What the task requires: From the data, copy out every line in which the word "title" appears.

Task inputs:

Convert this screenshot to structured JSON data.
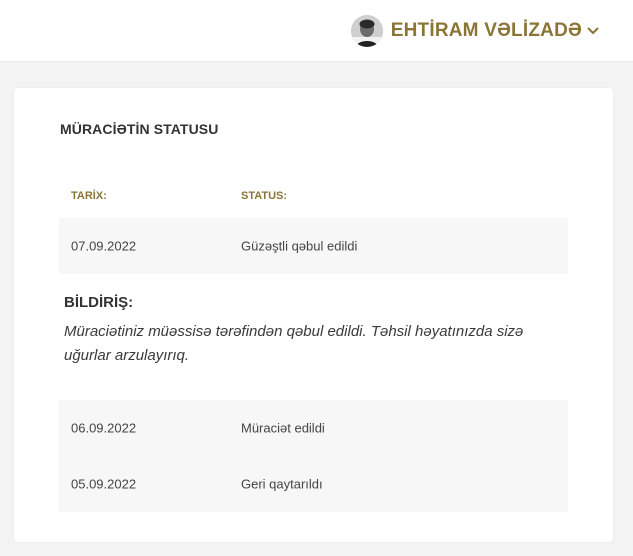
{
  "header": {
    "user_name": "EHTİRAM VƏLİZADƏ",
    "icons": {
      "avatar": "user-avatar",
      "dropdown": "chevron-down-icon"
    },
    "accent_color": "#8a7536"
  },
  "status_card": {
    "title": "MÜRACİƏTİN STATUSU",
    "columns": {
      "date": "TARİX:",
      "status": "STATUS:"
    },
    "current": {
      "date": "07.09.2022",
      "status": "Güzəştli qəbul edildi"
    },
    "notice": {
      "title": "BİLDİRİŞ:",
      "text": "Müraciətiniz müəssisə tərəfindən qəbul edildi. Təhsil həyatınızda sizə uğurlar arzulayırıq."
    },
    "history": [
      {
        "date": "06.09.2022",
        "status": "Müraciət edildi"
      },
      {
        "date": "05.09.2022",
        "status": "Geri qaytarıldı"
      }
    ]
  }
}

Your response:
    "title": "MÜRACİƏTİN STATUSU",
      "title": "BİLDİRİŞ:",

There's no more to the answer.